Vicky Funari and Sergio De La Torre’s searing documentary focuses on the abominable working conditions of maquiladoras in Tijuana, a subject close to the heart of the artist and activist Fred Lonidier. Lonidier, through his own practice and that of the collective Labor Link TV, has explored the ways in which photography can inspire and sustain political activism, turning his attention recently to the cross-border labor struggles between the United States and Mexico. The film will be followed by a screening of Labor Link TV Program #66B, Han Young Workers Vote and a discussion with the artist.
(Maquilapolis, 2006, dirs. Vicky Funari and Sergio De La Torre, 70min; Labor Link TV Program #66B, 1997, 9:30 min.)

Spectrum Reverse Spectrum
Color Correction 
Two Films by Margaret Honda
SUN, JUN 12, 3:30PM, WED, JUL 6, 7:30PM, SUN, AUG 7, 2PM
Copresented with Los Angeles Filmforum
Spectrum Reverse Spectrum is a cameraless film, made by exposing 70mm print stock to colored light in a film printer. The result is a uniform field of color on screen that moves gradually through the light spectrum, from violet to red and back to violet. Color Correction was made using only the color correction timing tapes for an unknown Hollywood feature without the corresponding negative. The result is a film without images or sound that consists of a succession of different colors of unpredictable duration. The duration of each color corresponds to the length of a shot, but the story that determined those shots has disappeared. (2014, 70mm, aspect ratio 2.2:1, color, silent, 21 min.; 2015, 35mm, aspect ratio 1.85:1, color, silent, 101 min. dir. Margaret Honda.)

Ruins with Jesse Lerner & Gala Porras-Kim
Copresented with Los Angeles Filmforum
Jesse Lerner’s Ruins mixes real and fabricated archival footage to document the restoration of artifacts and monuments from Mexico’s precolonial era. Interrogating the problematic and often Eurocentric nature of historical conservation, Ruins resonates with themes explored in the work of Made in L.A. 2016 artist Gala Porras-Kim. After the screening, Lerner and Porras-Kim will discuss how the value of particular objects shapes the interpretation of culture. (1999, dir. Jesse Lerner, 16mm, black and white, 78 min.)

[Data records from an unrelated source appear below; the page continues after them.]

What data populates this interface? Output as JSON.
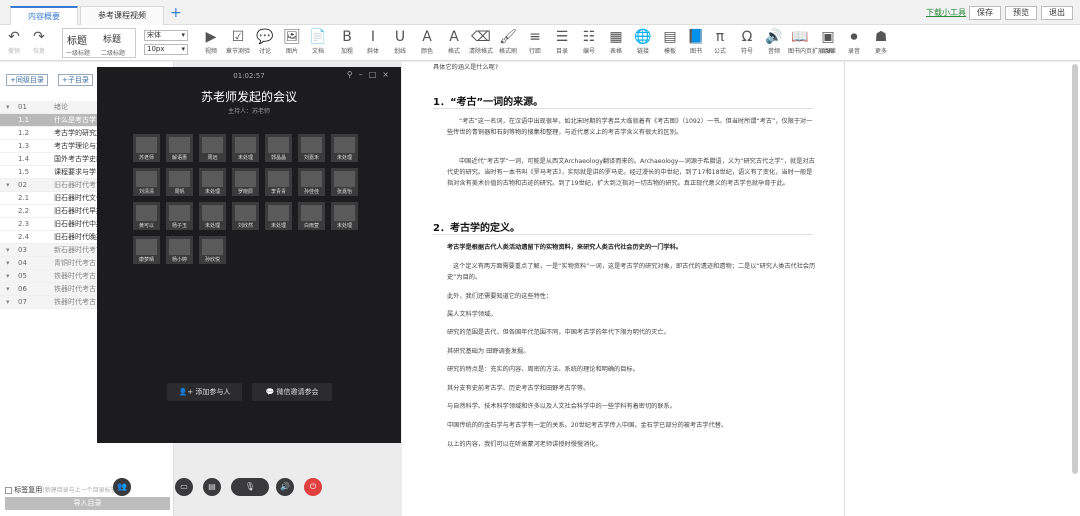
{
  "tabs": [
    "内容概要",
    "参考课程视频"
  ],
  "top_actions": {
    "tool": "下载小工具",
    "save": "保存",
    "preview": "预览",
    "exit": "退出"
  },
  "toolbar": {
    "undo": "撤销",
    "redo": "恢复",
    "style_labels": {
      "h1": "标题",
      "h2": "标题",
      "h1_sub": "一级标题",
      "h2_sub": "二级标题"
    },
    "font": "宋体",
    "size": "10px",
    "items": [
      {
        "g": "▶",
        "l": "视频"
      },
      {
        "g": "☑",
        "l": "章节测验"
      },
      {
        "g": "💬",
        "l": "讨论"
      },
      {
        "g": "🖼",
        "l": "图片"
      },
      {
        "g": "📄",
        "l": "文档"
      },
      {
        "g": "B",
        "l": "加粗"
      },
      {
        "g": "I",
        "l": "斜体"
      },
      {
        "g": "U",
        "l": "划线"
      },
      {
        "g": "A",
        "l": "颜色"
      },
      {
        "g": "A",
        "l": "格式"
      },
      {
        "g": "⌫",
        "l": "清除格式"
      },
      {
        "g": "🖌",
        "l": "格式刷"
      },
      {
        "g": "≡",
        "l": "行距"
      },
      {
        "g": "☰",
        "l": "目录"
      },
      {
        "g": "☷",
        "l": "编号"
      },
      {
        "g": "▦",
        "l": "表格"
      },
      {
        "g": "🌐",
        "l": "链接"
      },
      {
        "g": "▤",
        "l": "模板"
      },
      {
        "g": "📘",
        "l": "图书"
      },
      {
        "g": "π",
        "l": "公式"
      },
      {
        "g": "Ω",
        "l": "符号"
      },
      {
        "g": "🔊",
        "l": "音频"
      },
      {
        "g": "📖",
        "l": "图书内页扩展阅读"
      },
      {
        "g": "▣",
        "l": "动画"
      },
      {
        "g": "⏺",
        "l": "录音"
      },
      {
        "g": "☗",
        "l": "更多"
      }
    ]
  },
  "left": {
    "add_chapter": "+同级目录",
    "add_sub": "+子目录",
    "rows": [
      {
        "n": "01",
        "t": "绪论",
        "k": "ch"
      },
      {
        "n": "1.1",
        "t": "什么是考古学",
        "k": "sel"
      },
      {
        "n": "1.2",
        "t": "考古学的研究对",
        "k": ""
      },
      {
        "n": "1.3",
        "t": "考古学理论与方",
        "k": ""
      },
      {
        "n": "1.4",
        "t": "国外考古学史简",
        "k": ""
      },
      {
        "n": "1.5",
        "t": "课程要求与学习",
        "k": ""
      },
      {
        "n": "02",
        "t": "旧石器时代考古",
        "k": "ch"
      },
      {
        "n": "2.1",
        "t": "旧石器时代文化",
        "k": ""
      },
      {
        "n": "2.2",
        "t": "旧石器时代早期",
        "k": ""
      },
      {
        "n": "2.3",
        "t": "旧石器时代中期",
        "k": ""
      },
      {
        "n": "2.4",
        "t": "旧石器时代晚期",
        "k": ""
      },
      {
        "n": "03",
        "t": "新石器时代考古",
        "k": "ch"
      },
      {
        "n": "04",
        "t": "青铜时代考古",
        "k": "ch"
      },
      {
        "n": "05",
        "t": "铁器时代考古",
        "k": "ch"
      },
      {
        "n": "06",
        "t": "铁器时代考古",
        "k": "ch"
      },
      {
        "n": "07",
        "t": "铁器时代考古",
        "k": "ch"
      }
    ],
    "reuse_label": "标签复用",
    "reuse_hint": "(新建目录与上一个目录标签相同)",
    "import": "导入目录"
  },
  "meeting": {
    "time": "01:02:57",
    "title": "苏老师发起的会议",
    "host": "主持人：苏老师",
    "participants": [
      "苏老师",
      "解语惠",
      "周远",
      "未处理",
      "郭晶晶",
      "刘嘉禾",
      "未处理",
      "刘清清",
      "周帆",
      "未处理",
      "罗晓辰",
      "李青青",
      "孙佳佳",
      "张嘉怡",
      "黄可以",
      "杨子玉",
      "未处理",
      "刘欣然",
      "未处理",
      "白雨萱",
      "未处理",
      "康梦晴",
      "杨小婷",
      "孙欣悦"
    ],
    "add_btn": "添加参与人",
    "wechat_btn": "微信邀请参会"
  },
  "doc": {
    "intro": "具体它的涵义是什么呢?",
    "h1": "1．“考古”一词的来源。",
    "p1": "“考古”这一名词，在汉语中出现很早，如北宋时期的学者吕大临就着有《考古图》（1092）一书。但当时所谓“考古”，仅限于对一些传世的青铜器和石刻等物的搜集和整理，与近代意义上的考古学含义有很大的区别。",
    "p2": "中国近代“考古学”一词，可能是从西文Archaeology翻译而来的。Archaeology—词源于希腊语，义为“研究古代之学”，就是对古代史的研究。当时有一本书叫《罗马考古》，实际就是讲的罗马史。经过漫长的中世纪，到了17和18世纪，语义有了变化，当时一般是指对含有美术价值的古物和古迹的研究。到了19世纪，扩大到泛指对一切古物的研究。真正现代意义的考古学也就孕育于此。",
    "h2": "2．考古学的定义。",
    "def": "考古学是根据古代人类活动遗留下的实物资料，来研究人类古代社会历史的一门学科。",
    "p3": "这个定义有两方面需要重点了解，一是“实物资料”一词，这是考古学的研究对象，即古代的遗迹和遗物；二是以“研究人类古代社会历史”为目的。",
    "p4": "此外，我们还需要知道它的这些特性：",
    "p5": "属人文科学领域。",
    "p6": "研究的范围是古代，但各国年代范围不同，中国考古学的年代下限为明代的灭亡。",
    "p7": "其研究基础为 田野调查发掘。",
    "p8": "研究的特点是：充实的内容、周密的方法、系统的理论和明确的目标。",
    "p9": "其分支有史前考古学、历史考古学和田野考古学等。",
    "p10": "与自然科学、技术科学领域和许多以及人文社会科学中的一些学科有着密切的联系。",
    "p11": "中国传统的的金石学与考古学有一定的关系。20世纪考古学传入中国，金石学已部分的被考古学代替。",
    "p12": "以上的内容，我们可以在听高蒙河老师讲授时慢慢消化。"
  }
}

Made in L.A. 2016 Artist Announcement from Hammer Museum on Vimeo.